Ensuring that emergency contraceptives are readily available is crucial for prompt intervention. It allows individuals to take action within the narrow window of time during which these contraceptives can be effective. Here are some key factors affecting availability:
- Government Policies: Different countries have varying regulations regarding the sale and distribution of emergency contraceptives. Some nations allow their purchase over-the-counter without any age restrictions or prescriptions, while others require them to be obtained through prescription only.
- Pharmacy Dispensation: The accessibility of emergency contraceptives at pharmacies plays a vital role in ensuring timely provision. While many pharmacists fulfill their professional duty by providing these medications discreetly and non-judgmentally, instances of refusal based on personal beliefs may occur, impeding access for those urgently seeking assistance.
- Educational Institutions: Colleges and universities often play a significant role in promoting students’ well-being by offering health centers or clinics with contraceptive services, including emergency contraception. Such initiatives help ensure that students facing unplanned circumstances can easily acquire necessary resources.
To better understand the impact of these factors on individuals seeking emergency contraceptives, consider the following emotional responses experienced by affected individuals:
- Feelings of relief when encountering supportive pharmacy staff who prioritize patients’ needs.
- Frustration arising from encountering legal barriers or restrictive policies hindering access.

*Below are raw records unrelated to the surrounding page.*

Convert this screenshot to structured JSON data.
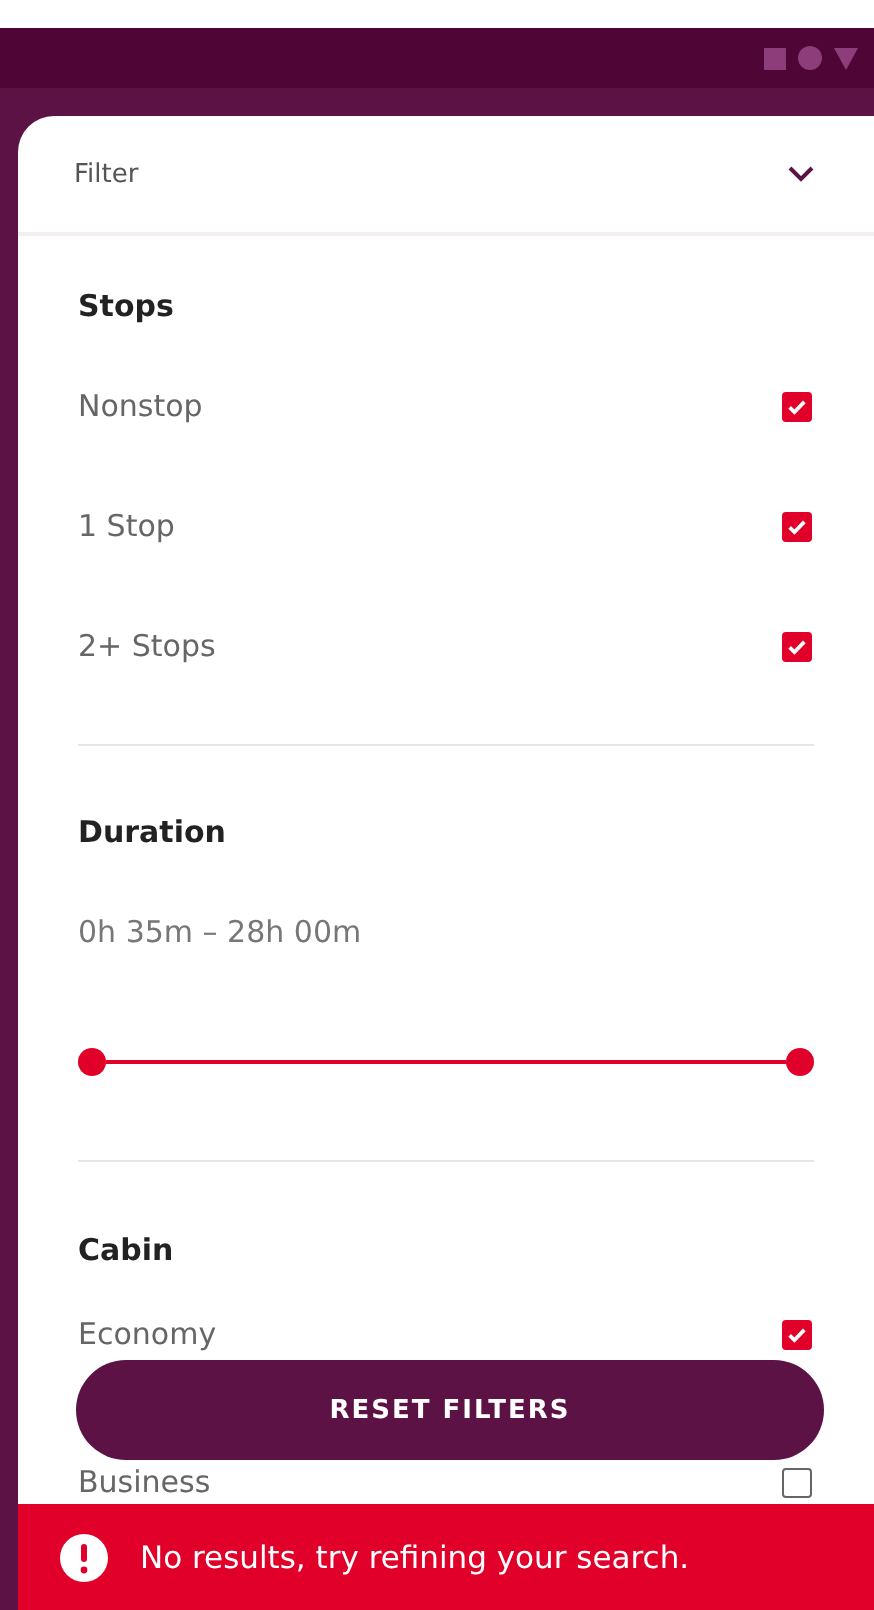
{
  "sheet": {
    "title": "Filter"
  },
  "stops": {
    "heading": "Stops",
    "options": [
      {
        "label": "Nonstop",
        "checked": true
      },
      {
        "label": "1 Stop",
        "checked": true
      },
      {
        "label": "2+ Stops",
        "checked": true
      }
    ]
  },
  "duration": {
    "heading": "Duration",
    "reading": "0h 35m – 28h 00m",
    "thumbs": [
      {
        "level": 0
      },
      {
        "level": 1
      }
    ]
  },
  "cabin": {
    "heading": "Cabin",
    "options": [
      {
        "label": "Economy",
        "checked": true
      },
      {
        "label": "Business",
        "checked": false
      }
    ]
  },
  "reset_button": "RESET FILTERS",
  "toast": {
    "message": "No results, try refining your search."
  }
}
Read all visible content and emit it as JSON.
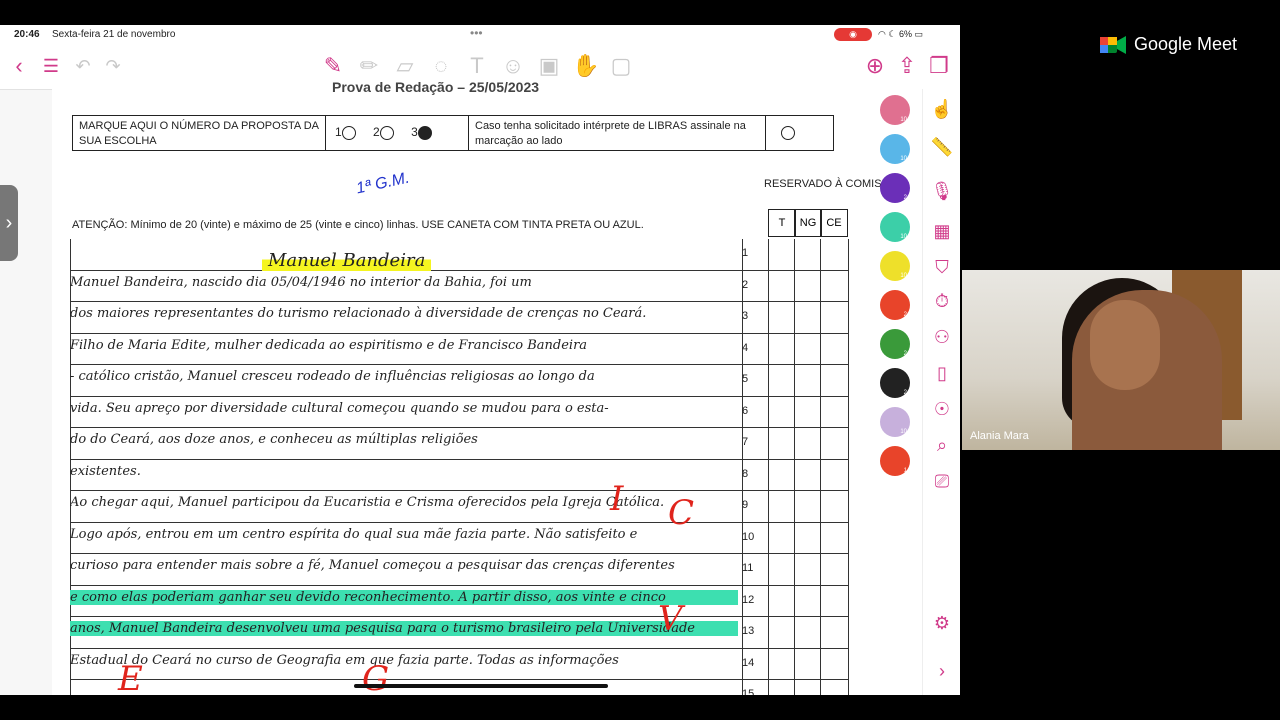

- Empowerment resulting from educational institutions adopting comprehensive reproductive health programs.
- Anxiety induced by potential judgment or lack of understanding from healthcare providers.
In addition to these factors, the table below highlights some key differences in emergency contraceptive availability and access across selected countries:
|Varies by state
As we can see, there is considerable disparity among nations regarding the accessibility and regulations surrounding emergency contraceptives. These variations have a direct impact on an individual’s ability to obtain timely assistance when faced with an urgent situation like Maria’s.
By recognizing the importance of addressing barriers to availability and promoting equitable access to emergency contraceptives, we take significant strides towards empowering individuals like Maria to make informed choices about their reproductive health. Through continued efforts aimed at providing comprehensive reproductive healthcare services, we can contribute to reducing unintended pregnancies and promoting overall well-being within our communities.